## The problem
Which lines of the data contain the string "icon"? Copy every one.
------------------------------
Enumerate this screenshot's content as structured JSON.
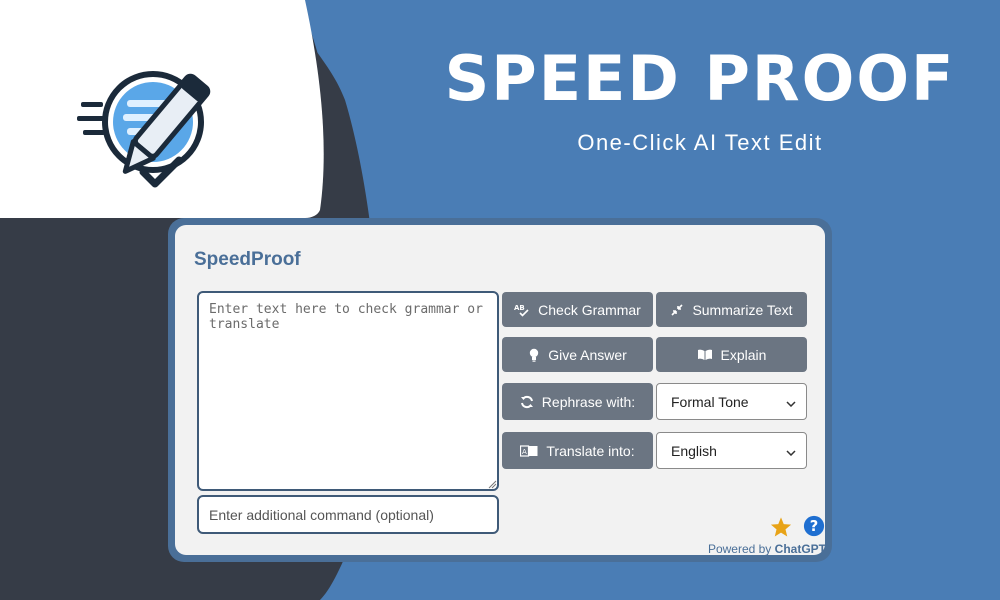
{
  "hero": {
    "title": "SPEED PROOF",
    "subtitle": "One-Click AI Text Edit"
  },
  "app": {
    "title": "SpeedProof",
    "main_input": {
      "placeholder": "Enter text here to check grammar or translate",
      "value": ""
    },
    "command_input": {
      "placeholder": "Enter additional command (optional)",
      "value": ""
    },
    "buttons": {
      "check_grammar": {
        "label": "Check Grammar",
        "icon": "ab-spellcheck-icon"
      },
      "summarize": {
        "label": "Summarize Text",
        "icon": "compress-icon"
      },
      "give_answer": {
        "label": "Give Answer",
        "icon": "lightbulb-icon"
      },
      "explain": {
        "label": "Explain",
        "icon": "open-book-icon"
      },
      "rephrase": {
        "label": "Rephrase with:",
        "icon": "sync-icon"
      },
      "translate": {
        "label": "Translate into:",
        "icon": "translate-icon"
      }
    },
    "tone_select": {
      "selected": "Formal Tone"
    },
    "language_select": {
      "selected": "English"
    },
    "footer": {
      "powered_prefix": "Powered by",
      "powered_brand": "ChatGPT"
    }
  },
  "colors": {
    "background": "#4a7db5",
    "card_frame": "#4a6f98",
    "button": "#6b7582",
    "star": "#e8a317",
    "help": "#1f6fd1"
  }
}
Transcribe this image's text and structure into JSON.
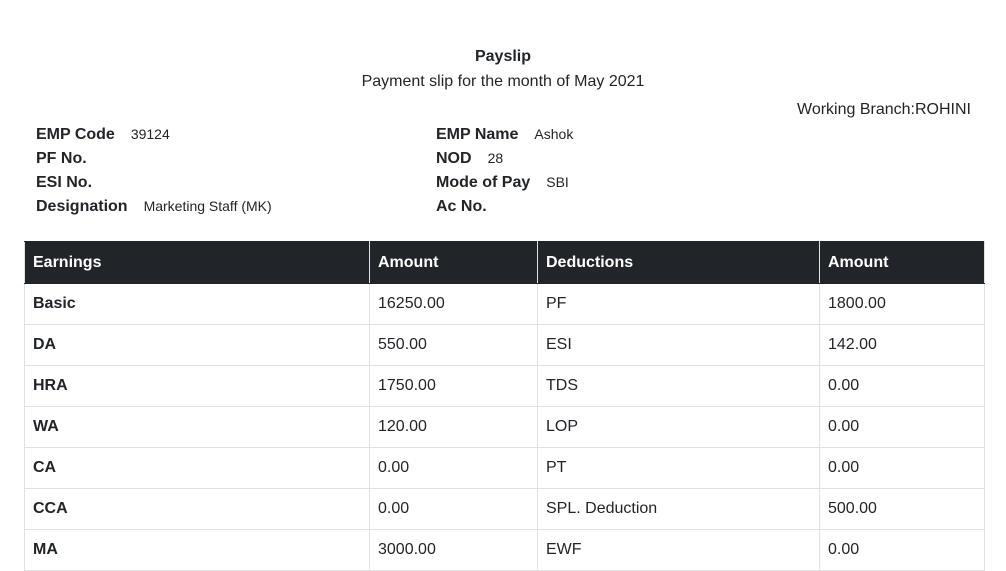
{
  "header": {
    "title": "Payslip",
    "subtitle": "Payment slip for the month of May 2021",
    "branch": "Working Branch:ROHINI"
  },
  "employee": {
    "emp_code_label": "EMP Code",
    "emp_code": "39124",
    "pf_no_label": "PF No.",
    "pf_no": "",
    "esi_no_label": "ESI No.",
    "esi_no": "",
    "designation_label": "Designation",
    "designation": "Marketing Staff (MK)",
    "emp_name_label": "EMP Name",
    "emp_name": "Ashok",
    "nod_label": "NOD",
    "nod": "28",
    "mode_of_pay_label": "Mode of Pay",
    "mode_of_pay": "SBI",
    "ac_no_label": "Ac No.",
    "ac_no": ""
  },
  "table": {
    "headers": [
      "Earnings",
      "Amount",
      "Deductions",
      "Amount"
    ],
    "rows": [
      {
        "earning": "Basic",
        "earning_amount": "16250.00",
        "deduction": "PF",
        "deduction_amount": "1800.00"
      },
      {
        "earning": "DA",
        "earning_amount": "550.00",
        "deduction": "ESI",
        "deduction_amount": "142.00"
      },
      {
        "earning": "HRA",
        "earning_amount": "1750.00",
        "deduction": "TDS",
        "deduction_amount": "0.00"
      },
      {
        "earning": "WA",
        "earning_amount": "120.00",
        "deduction": "LOP",
        "deduction_amount": "0.00"
      },
      {
        "earning": "CA",
        "earning_amount": "0.00",
        "deduction": "PT",
        "deduction_amount": "0.00"
      },
      {
        "earning": "CCA",
        "earning_amount": "0.00",
        "deduction": "SPL. Deduction",
        "deduction_amount": "500.00"
      },
      {
        "earning": "MA",
        "earning_amount": "3000.00",
        "deduction": "EWF",
        "deduction_amount": "0.00"
      }
    ]
  }
}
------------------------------
## Completed exercise
        "icon": "ab-spellcheck-icon"
        "icon": "compress-icon"
        "icon": "lightbulb-icon"
        "icon": "open-book-icon"
        "icon": "sync-icon"
        "icon": "translate-icon"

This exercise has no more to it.